I immediately struck up a conversation with my neighbor just ahead of me in line, she was saving a spot for her husband and 2 kids. She had a Doctor Who tee shirt (Gaiman has penned a handful of Doctor Who episodes, and Trigger Warning includes a Doctor Who story) and stacks of books to be signed. Behind me in line was a twentysomething working on an amazing drawing with colored pencils; she absentmindedly hummed to herself a lot. Next were two other women, both alone. We had never met before, but were now line buddies. We watched each other’s stuff when we needed to go to the bathroom, get something to drink, or just go for a walk.
The line quickly grew, and it wasn’t long before it snaked down the alley, turned left, then turned left again. There were a lot of people. Many had books; most who did had Neil’s new book. Some were in character — I saw at least one Coraline. A police officer soon appeared and we joked about the riot that us book people were going to cause.
Folks from the local library passed out flyers to promote a contest and book store employees handed out a trivia sheet with the signing’s rules on the other side. The rules were pretty simple – buy a copy of Trigger Warning to get in, bring up to 3 of your own books from home, and Neil will sign any books purchased at the event. A photographer from the local newspaper wandered around, taking pictures of two of my line buddies.
Around 3:45, a black SUV drove down the alley, and cheers went up – Neil had arrived. My line buddies and I screamed, then joked that we were like crazy fangirls. He walked right past us, to cheers and applause. Shortly after that the line began to move. Slowly but surely we made our way into the store, through the stacks, to the table where Neil was signing. Along the way were tables with his books, including one with several issues of the Sandman graphic novel and a very informed volunteer who gave his opinion on the appropriateness of Sandman for 11 year olds (his verdict? It depends on the 11 year old). There were also volunteers helping to make the signings go fast – sticky notes with names, books opened to the signing page and nestled inside each other.
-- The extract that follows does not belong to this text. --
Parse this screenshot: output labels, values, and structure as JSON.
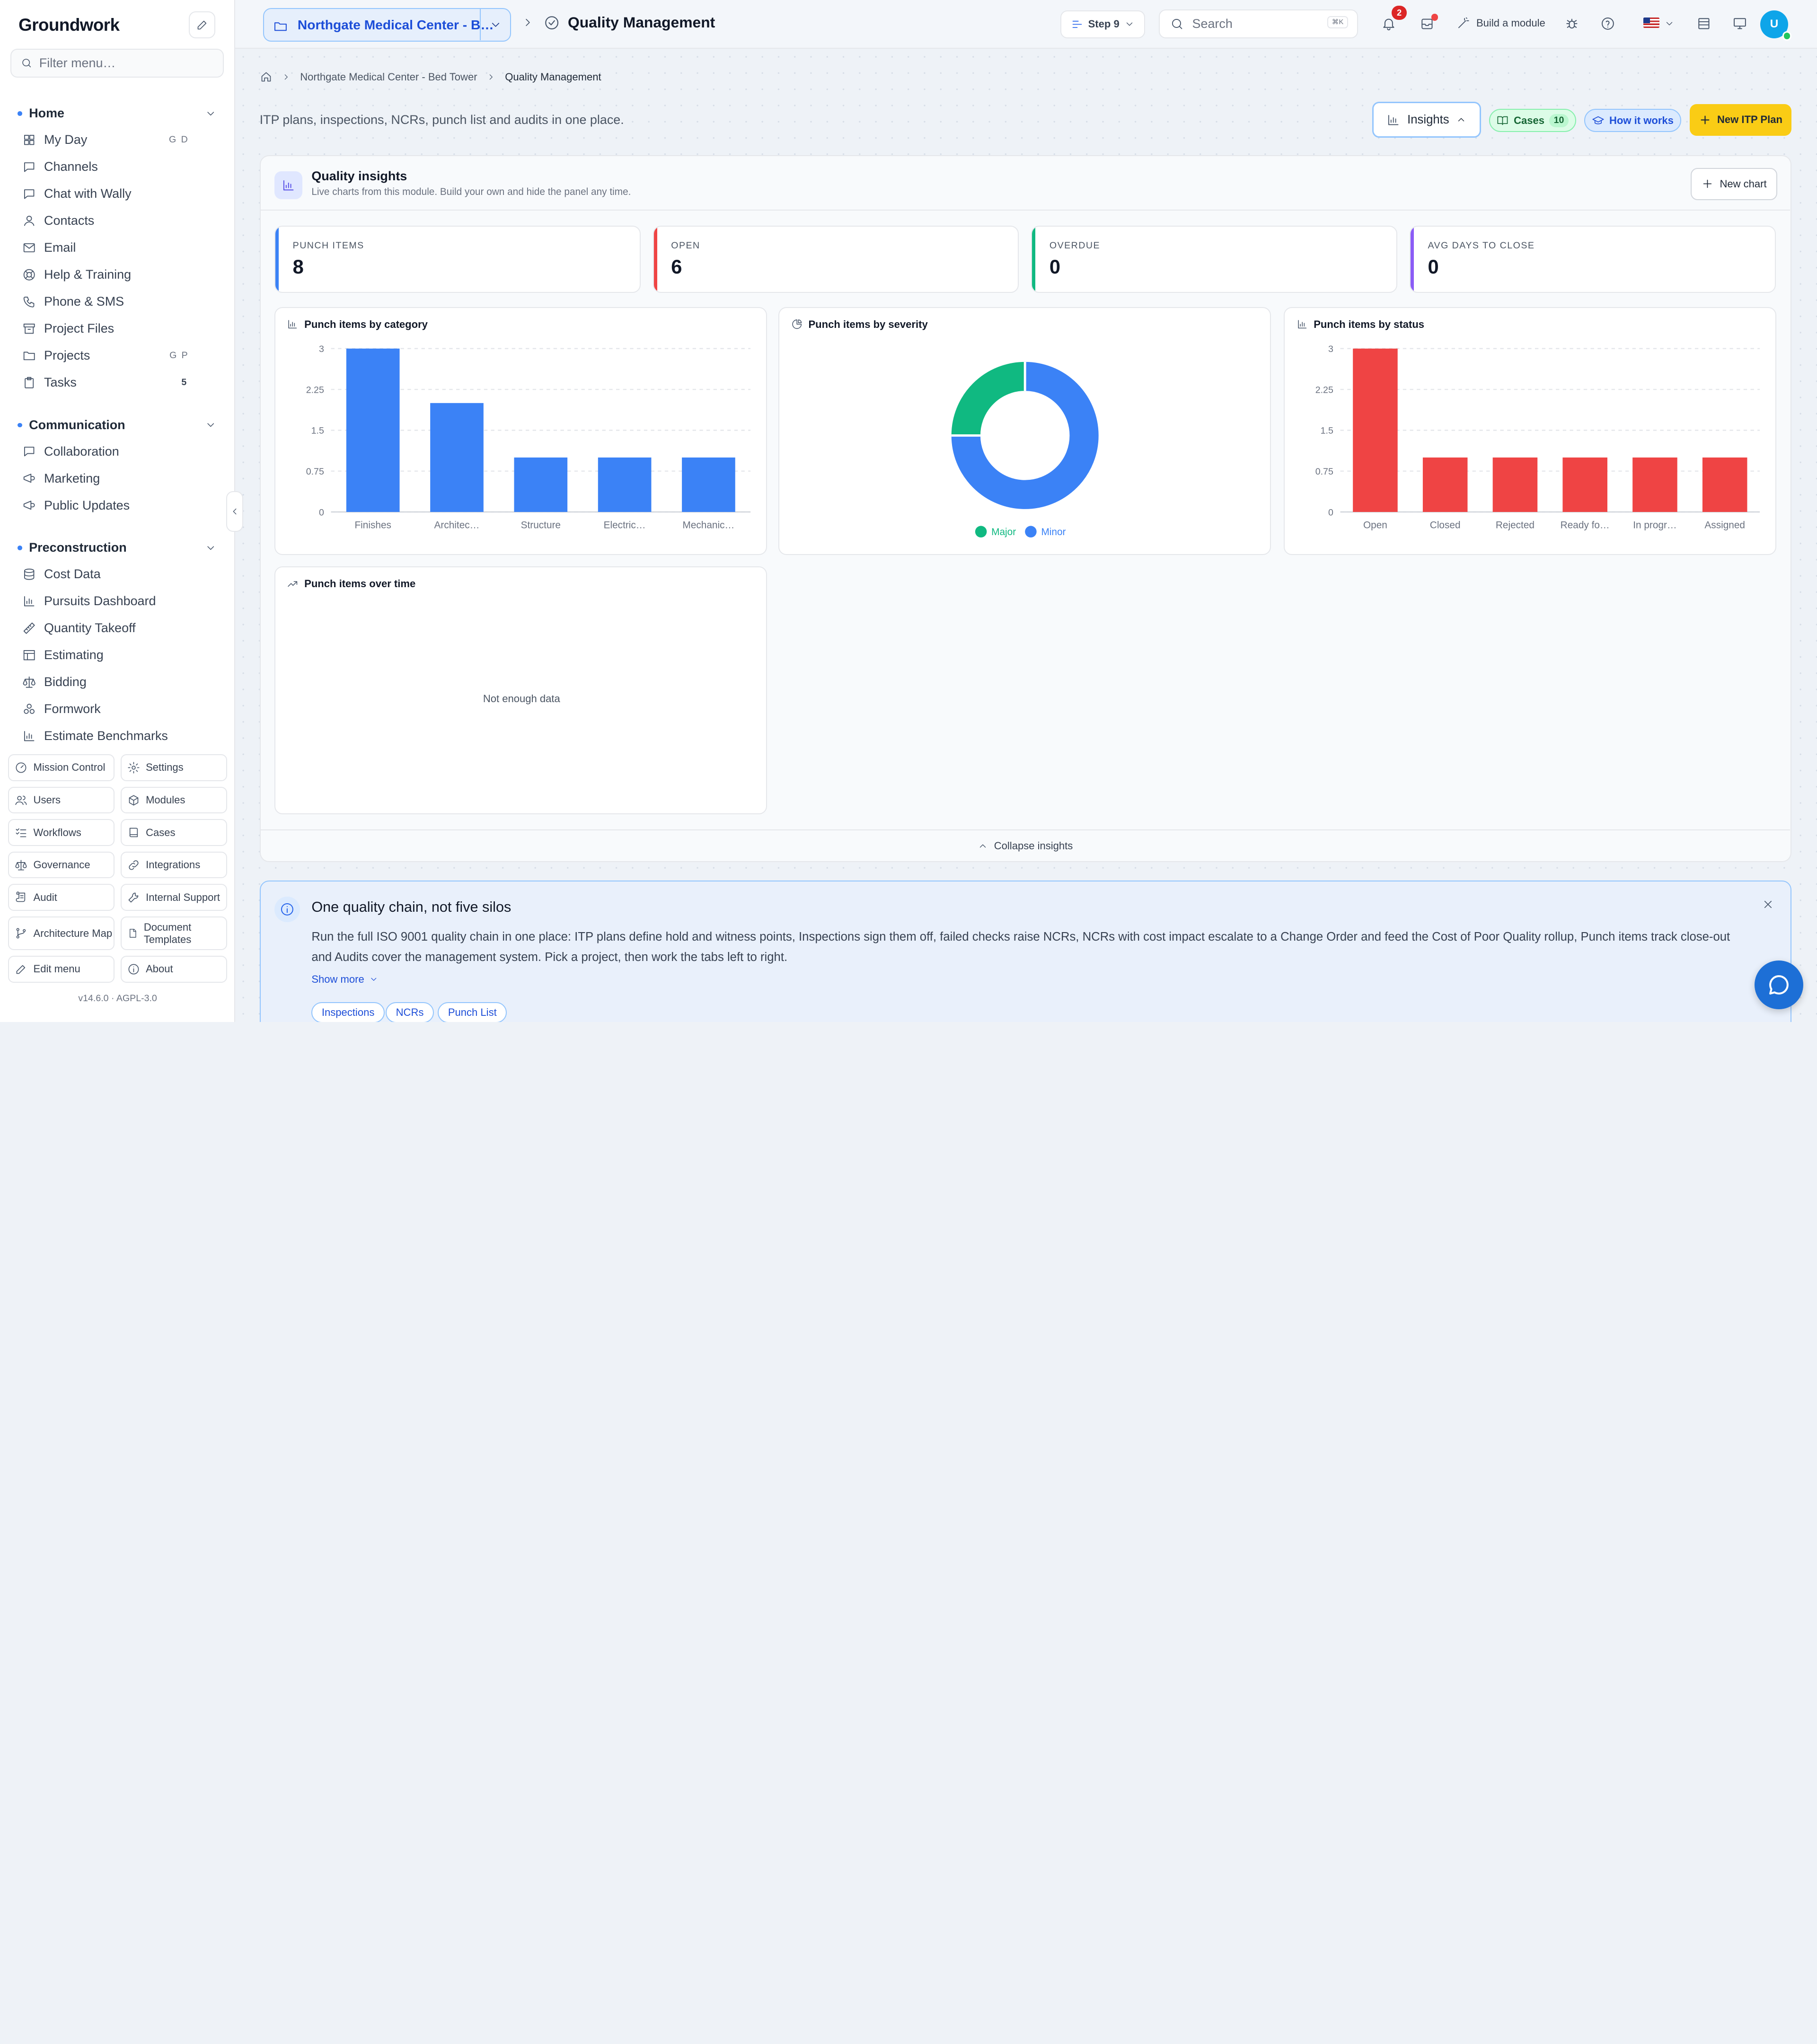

Finally, we made it to Neil. We were told only one book could be personalized due to the number of people, I chose The Ocean at the End of the Lane (linked to my review) as it’s my very favorite of his books. They also changed it to 3 books total, to help move things along. Everyone around me was understanding and willing to comply with the changes. My line buddies and I agreed to take pictures of each other with Neil, but that ended up being unnecessary as there was a photographer present.
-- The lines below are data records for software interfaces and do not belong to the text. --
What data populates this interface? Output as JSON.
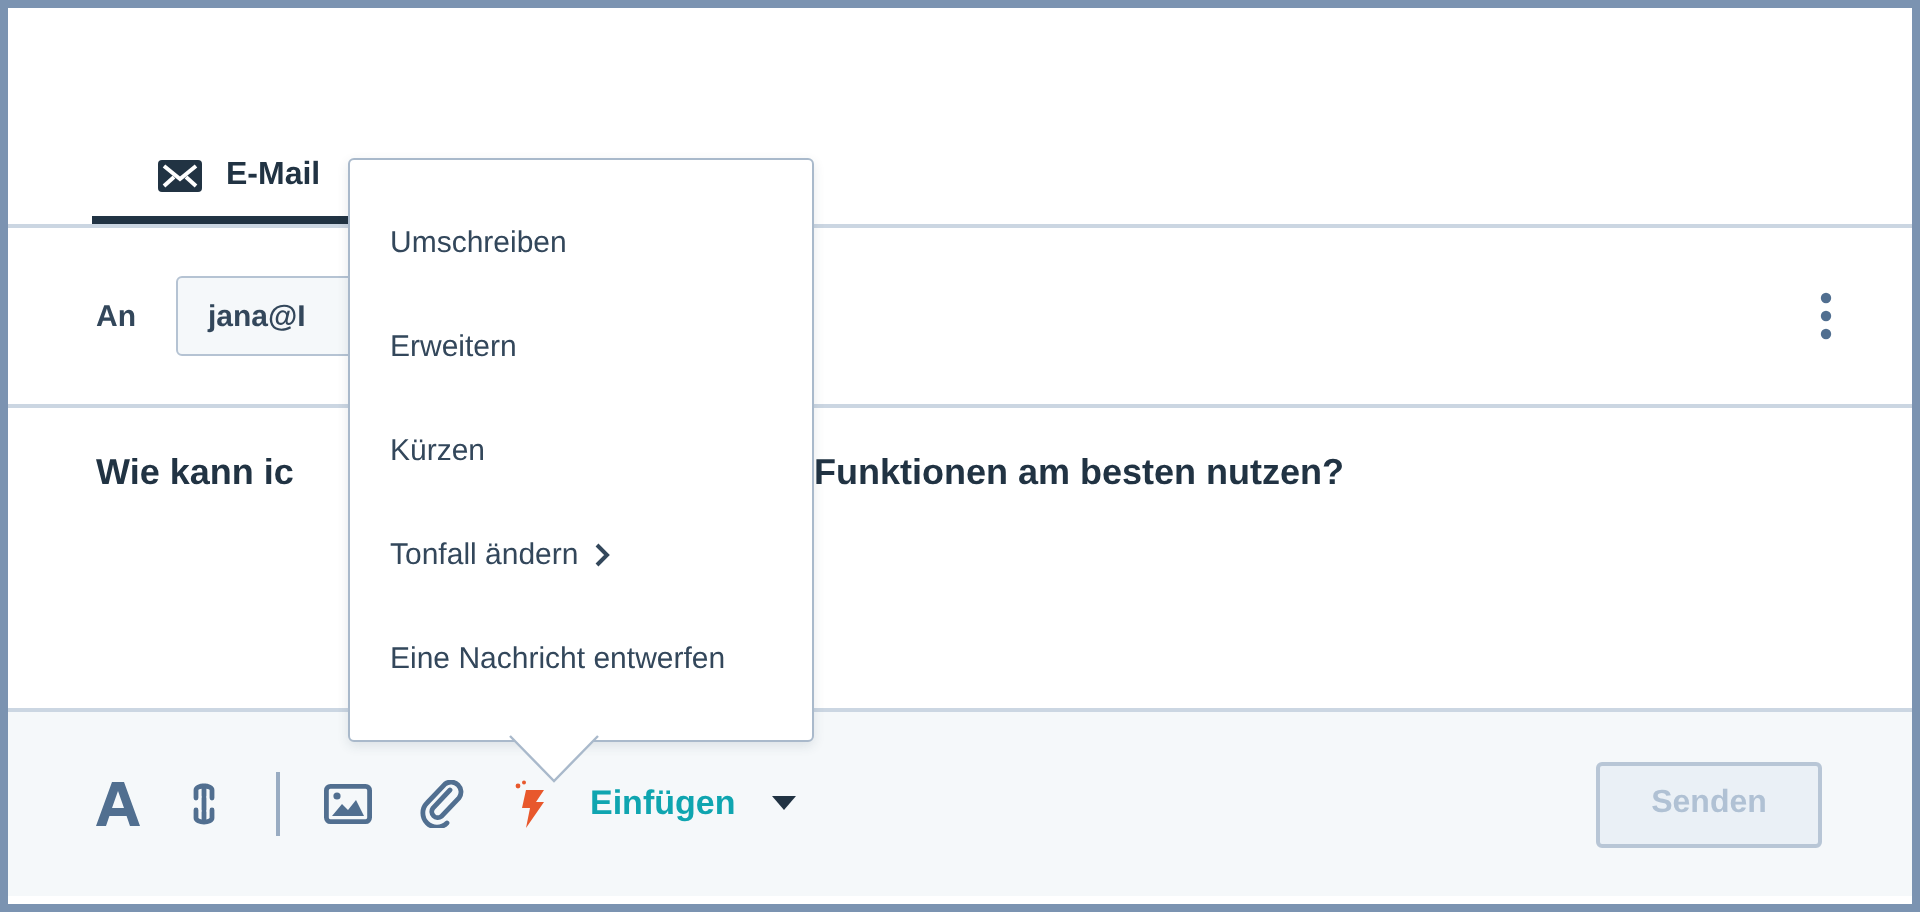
{
  "tabs": [
    {
      "label": "E-Mail",
      "selected": true
    }
  ],
  "recipient": {
    "label": "An",
    "value": "jana@I"
  },
  "subject": {
    "parts": [
      "Wie kann ic",
      "Funktionen am besten nutzen?"
    ]
  },
  "toolbar": {
    "insert_label": "Einfügen"
  },
  "send_button": {
    "label": "Senden",
    "disabled": true
  },
  "menu": {
    "items": [
      {
        "label": "Umschreiben",
        "submenu": false
      },
      {
        "label": "Erweitern",
        "submenu": false
      },
      {
        "label": "Kürzen",
        "submenu": false
      },
      {
        "label": "Tonfall ändern",
        "submenu": true
      },
      {
        "label": "Eine Nachricht entwerfen",
        "submenu": false
      }
    ]
  }
}
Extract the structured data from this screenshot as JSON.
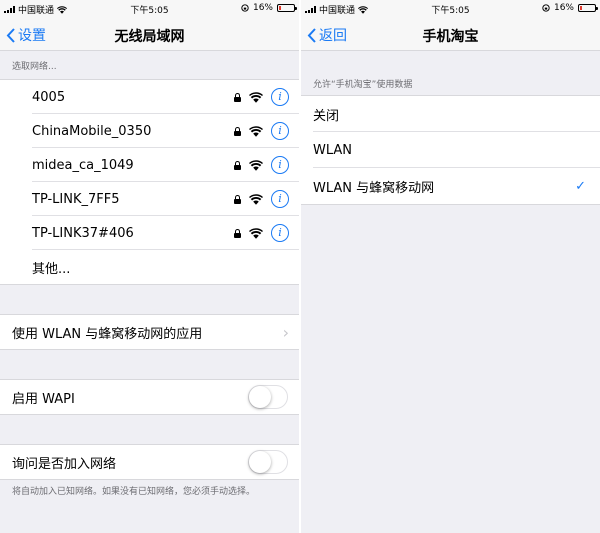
{
  "status_bar": {
    "carrier": "中国联通",
    "time": "下午5:05",
    "battery_text": "16%",
    "battery_level": 0.16
  },
  "left": {
    "nav": {
      "back_label": "设置",
      "title": "无线局域网"
    },
    "networks_label": "选取网络...",
    "networks": [
      {
        "name": "4005"
      },
      {
        "name": "ChinaMobile_0350"
      },
      {
        "name": "midea_ca_1049"
      },
      {
        "name": "TP-LINK_7FF5"
      },
      {
        "name": "TP-LINK37#406"
      }
    ],
    "other_label": "其他...",
    "apps_label": "使用 WLAN 与蜂窝移动网的应用",
    "wapi_label": "启用 WAPI",
    "wapi_on": false,
    "ask_label": "询问是否加入网络",
    "ask_on": false,
    "ask_footnote": "将自动加入已知网络。如果没有已知网络，您必须手动选择。"
  },
  "right": {
    "nav": {
      "back_label": "返回",
      "title": "手机淘宝"
    },
    "section_label": "允许“手机淘宝”使用数据",
    "options": [
      {
        "label": "关闭",
        "selected": false
      },
      {
        "label": "WLAN",
        "selected": false
      },
      {
        "label": "WLAN 与蜂窝移动网",
        "selected": true
      }
    ]
  },
  "colors": {
    "accent": "#1a7af4",
    "background": "#efeff4",
    "battery_low": "#e03c31"
  },
  "icons": {
    "lock": "lock-icon",
    "wifi": "wifi-icon",
    "info": "info-icon",
    "back": "chevron-left-icon",
    "disclosure": "chevron-right-icon",
    "checkmark": "checkmark-icon"
  }
}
At last, my turn. I handed him my two books, smiled for the photographer while Neil signed, and then was struck mute by shyness. But he looked right at me and said, “Thanks for coming.” I said, “I wouldn’t miss it!” And he said, “Neither. Would. I.” Just like that – pauses between each word, like he really meant it.
It was 6:30pm. I’d been in line since 1ish. Was 5.5 hours worth it to meet an author I love? I think so. I would have regretted it had I not gone, and I’m glad I got there early so most of my waiting was sitting on a bench while the sun was still up. I’ll never see my line buddies again – we didn’t even say good bye, let alone exchange information. But I’ll always remember the artist, the Doctor Who fan, the mom of grown children.
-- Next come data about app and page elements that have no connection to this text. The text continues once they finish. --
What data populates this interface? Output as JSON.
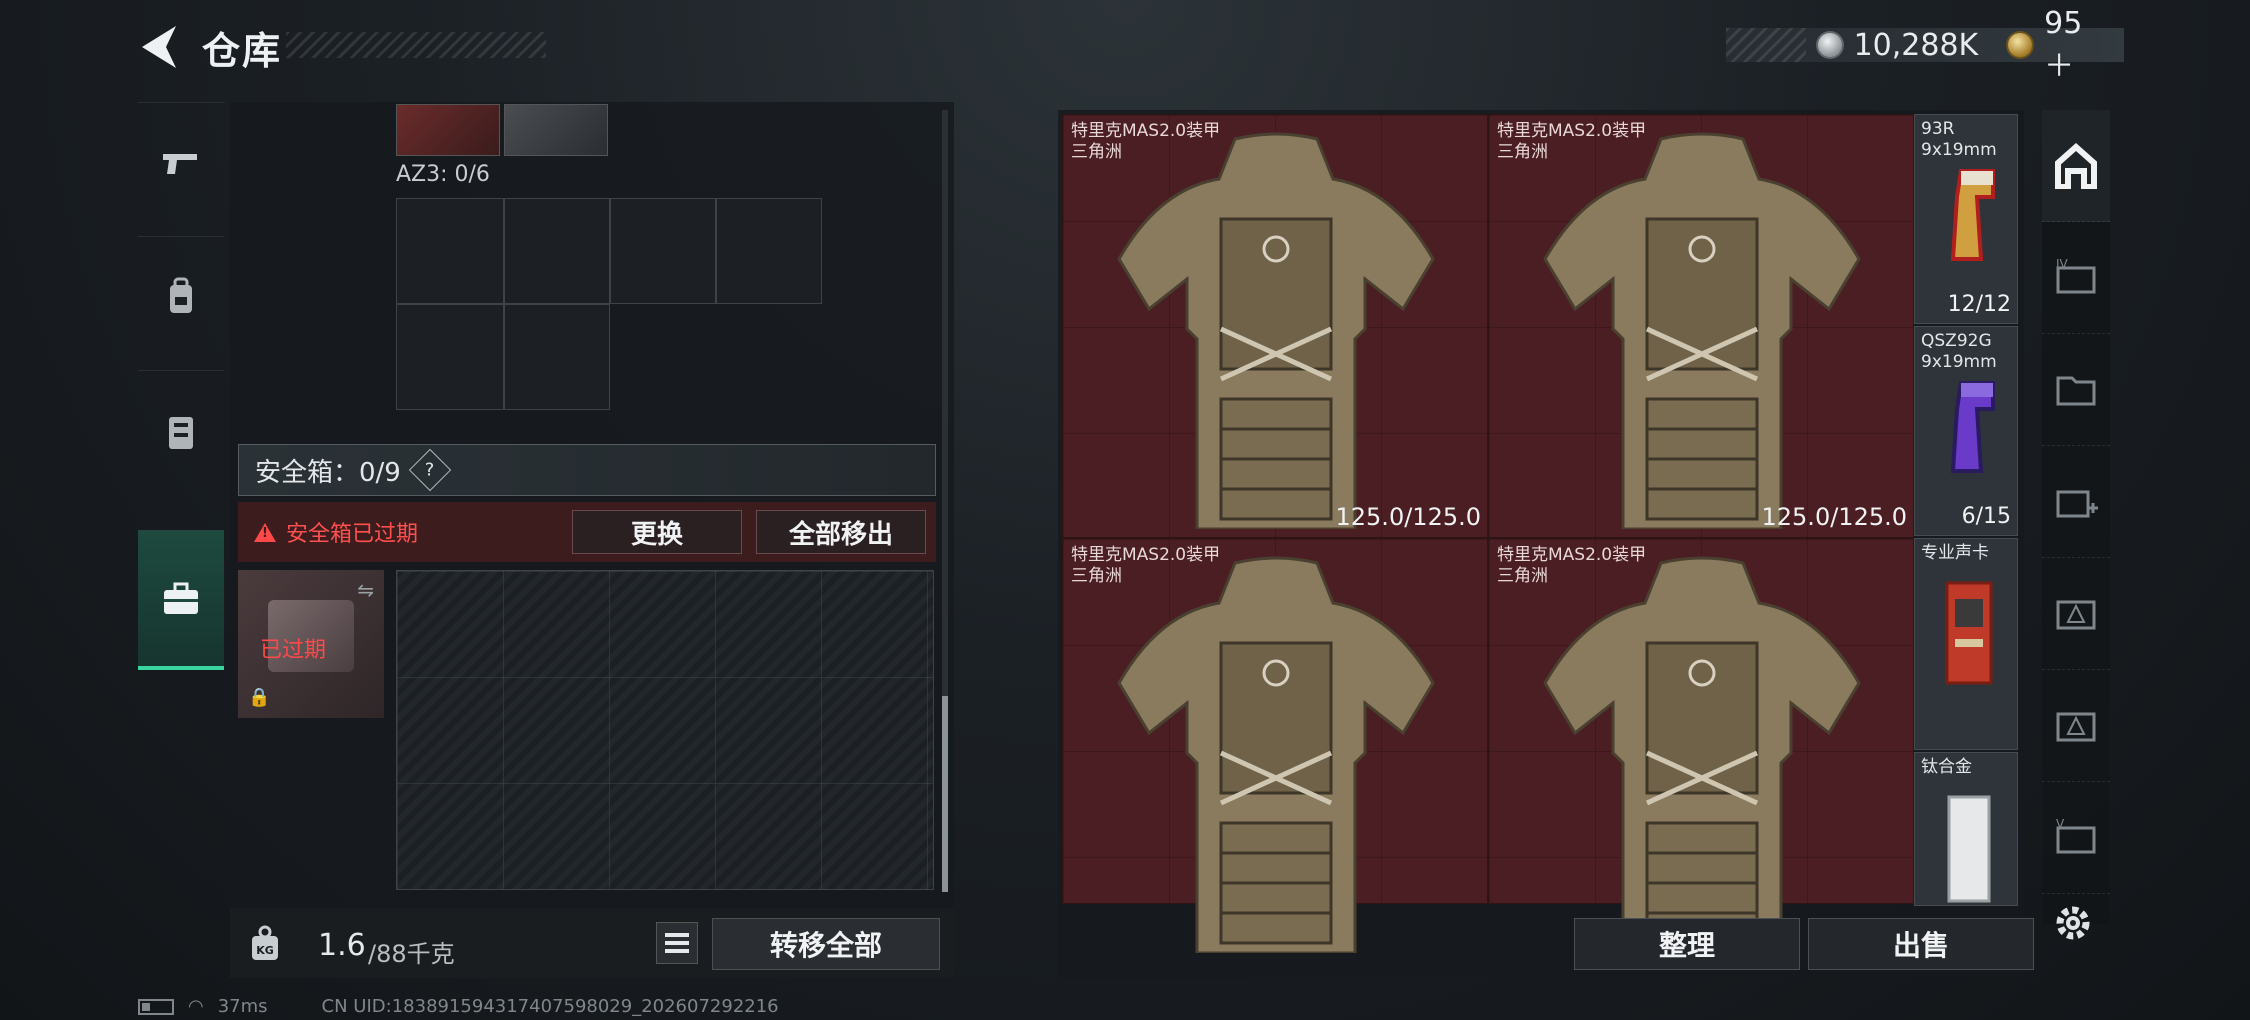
{
  "header": {
    "title": "仓库",
    "currency_primary": "10,288K",
    "currency_secondary": "95＋"
  },
  "category_tabs": [
    "weapon-tab",
    "backpack-tab",
    "chest-rig-tab",
    "safe-box-tab"
  ],
  "warehouse": {
    "container_label": "AZ3: 0/6",
    "safe_box": {
      "label": "安全箱：0/9",
      "help": "?",
      "expired_warning": "安全箱已过期",
      "replace_button": "更换",
      "move_all_out_button": "全部移出",
      "slot_overlay": "已过期"
    },
    "weight_value": "1.6",
    "weight_capacity": "/88千克",
    "transfer_all_button": "转移全部"
  },
  "storage": {
    "armor_items": [
      {
        "name": "特里克MAS2.0装甲",
        "sub": "三角洲",
        "durability": "125.0/125.0"
      },
      {
        "name": "特里克MAS2.0装甲",
        "sub": "三角洲",
        "durability": "125.0/125.0"
      },
      {
        "name": "特里克MAS2.0装甲",
        "sub": "三角洲",
        "durability": ""
      },
      {
        "name": "特里克MAS2.0装甲",
        "sub": "三角洲",
        "durability": ""
      }
    ],
    "side_items": [
      {
        "name": "93R",
        "sub": "9x19mm",
        "count": "12/12"
      },
      {
        "name": "QSZ92G",
        "sub": "9x19mm",
        "count": "6/15"
      },
      {
        "name": "专业声卡",
        "sub": "",
        "count": ""
      },
      {
        "name": "钛合金",
        "sub": "",
        "count": ""
      }
    ],
    "organize_button": "整理",
    "sell_button": "出售"
  },
  "status_bar": {
    "ping": "37ms",
    "uid": "CN UID:1838915943174075980​29_202607292216"
  },
  "colors": {
    "accent_green": "#3ad6a0",
    "expired_red": "#ff4848",
    "armor_cell_bg": "#4a1e22"
  }
}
I found out later that Neil was signing from just before 4pm until after 3am, over 11 hours. The number of fans is estimated to be over 2,000. If I didn’t already admire him before, I definitely would now.
Be sure to check out 5 Minutes for Books for my review of Trigger Warning.